Work order.
The records below are to be written out exactly, with every picture omitted.

*** Data provided ***

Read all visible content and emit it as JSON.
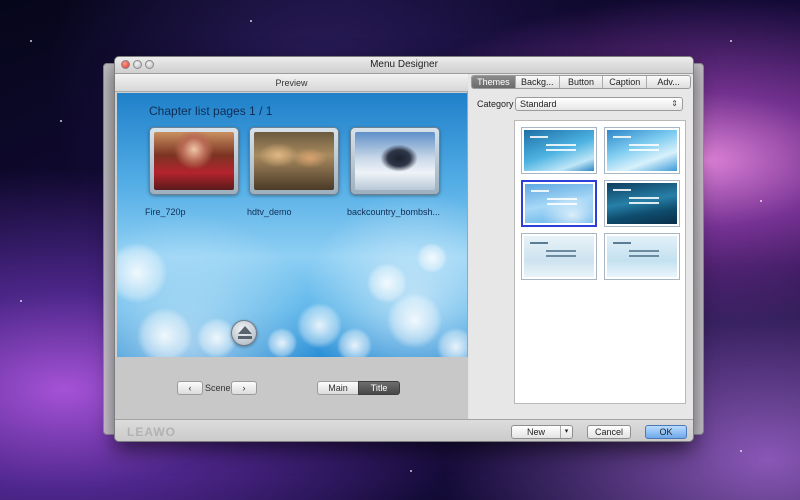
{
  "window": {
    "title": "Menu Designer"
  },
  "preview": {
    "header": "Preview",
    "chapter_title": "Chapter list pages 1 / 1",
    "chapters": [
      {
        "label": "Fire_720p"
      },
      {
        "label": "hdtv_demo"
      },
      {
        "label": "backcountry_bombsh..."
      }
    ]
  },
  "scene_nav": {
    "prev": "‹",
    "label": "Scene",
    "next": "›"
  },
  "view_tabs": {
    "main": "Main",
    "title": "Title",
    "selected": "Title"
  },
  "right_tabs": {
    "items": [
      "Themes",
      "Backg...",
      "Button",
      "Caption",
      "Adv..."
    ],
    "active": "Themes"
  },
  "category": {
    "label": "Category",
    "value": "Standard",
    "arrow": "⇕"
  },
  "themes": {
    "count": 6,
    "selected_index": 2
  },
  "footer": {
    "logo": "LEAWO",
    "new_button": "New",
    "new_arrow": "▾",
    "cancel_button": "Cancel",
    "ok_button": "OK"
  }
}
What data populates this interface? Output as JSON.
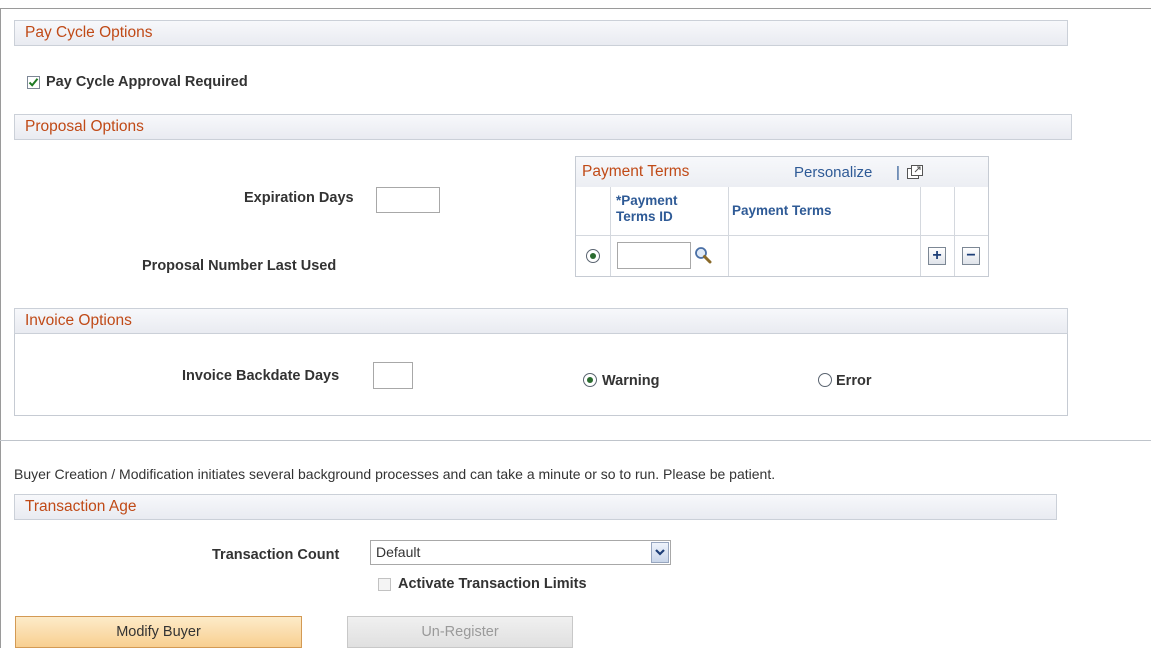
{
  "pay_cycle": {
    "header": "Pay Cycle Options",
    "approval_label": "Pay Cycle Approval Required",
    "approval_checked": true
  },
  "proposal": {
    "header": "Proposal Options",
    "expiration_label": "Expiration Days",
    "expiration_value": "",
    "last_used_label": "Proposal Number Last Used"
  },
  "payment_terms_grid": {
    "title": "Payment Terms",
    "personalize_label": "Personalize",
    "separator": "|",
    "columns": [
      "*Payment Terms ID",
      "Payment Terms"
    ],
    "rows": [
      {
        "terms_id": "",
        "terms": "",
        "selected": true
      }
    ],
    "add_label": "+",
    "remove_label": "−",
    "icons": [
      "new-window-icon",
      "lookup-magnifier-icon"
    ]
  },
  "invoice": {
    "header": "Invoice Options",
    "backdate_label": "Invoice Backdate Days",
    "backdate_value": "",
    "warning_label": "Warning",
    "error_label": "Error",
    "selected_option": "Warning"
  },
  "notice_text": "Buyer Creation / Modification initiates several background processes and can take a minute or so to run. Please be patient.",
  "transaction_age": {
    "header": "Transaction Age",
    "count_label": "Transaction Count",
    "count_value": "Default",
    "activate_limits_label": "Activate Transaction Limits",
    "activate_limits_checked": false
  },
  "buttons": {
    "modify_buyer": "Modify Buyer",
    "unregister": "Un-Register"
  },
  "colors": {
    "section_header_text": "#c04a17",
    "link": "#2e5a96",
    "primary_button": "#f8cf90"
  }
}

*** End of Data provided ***

Problem solution.
Read all visible content and emit it as JSON.
{
  "window": {
    "title": "Menu Designer"
  },
  "preview": {
    "header": "Preview",
    "chapter_title": "Chapter list pages 1 / 1",
    "chapters": [
      {
        "label": "Fire_720p"
      },
      {
        "label": "hdtv_demo"
      },
      {
        "label": "backcountry_bombsh..."
      }
    ]
  },
  "scene_nav": {
    "prev": "‹",
    "label": "Scene",
    "next": "›"
  },
  "view_tabs": {
    "main": "Main",
    "title": "Title",
    "selected": "Title"
  },
  "right_tabs": {
    "items": [
      "Themes",
      "Backg...",
      "Button",
      "Caption",
      "Adv..."
    ],
    "active": "Themes"
  },
  "category": {
    "label": "Category",
    "value": "Standard",
    "arrow": "⇕"
  },
  "themes": {
    "count": 6,
    "selected_index": 2
  },
  "footer": {
    "logo": "LEAWO",
    "new_button": "New",
    "new_arrow": "▾",
    "cancel_button": "Cancel",
    "ok_button": "OK"
  }
}
What data populates this interface? Output as JSON.
{
  "pay_cycle": {
    "header": "Pay Cycle Options",
    "approval_label": "Pay Cycle Approval Required",
    "approval_checked": true
  },
  "proposal": {
    "header": "Proposal Options",
    "expiration_label": "Expiration Days",
    "expiration_value": "",
    "last_used_label": "Proposal Number Last Used"
  },
  "payment_terms_grid": {
    "title": "Payment Terms",
    "personalize_label": "Personalize",
    "separator": "|",
    "columns": [
      "*Payment Terms ID",
      "Payment Terms"
    ],
    "rows": [
      {
        "terms_id": "",
        "terms": "",
        "selected": true
      }
    ],
    "add_label": "+",
    "remove_label": "−",
    "icons": [
      "new-window-icon",
      "lookup-magnifier-icon"
    ]
  },
  "invoice": {
    "header": "Invoice Options",
    "backdate_label": "Invoice Backdate Days",
    "backdate_value": "",
    "warning_label": "Warning",
    "error_label": "Error",
    "selected_option": "Warning"
  },
  "notice_text": "Buyer Creation / Modification initiates several background processes and can take a minute or so to run. Please be patient.",
  "transaction_age": {
    "header": "Transaction Age",
    "count_label": "Transaction Count",
    "count_value": "Default",
    "activate_limits_label": "Activate Transaction Limits",
    "activate_limits_checked": false
  },
  "buttons": {
    "modify_buyer": "Modify Buyer",
    "unregister": "Un-Register"
  },
  "colors": {
    "section_header_text": "#c04a17",
    "link": "#2e5a96",
    "primary_button": "#f8cf90"
  }
}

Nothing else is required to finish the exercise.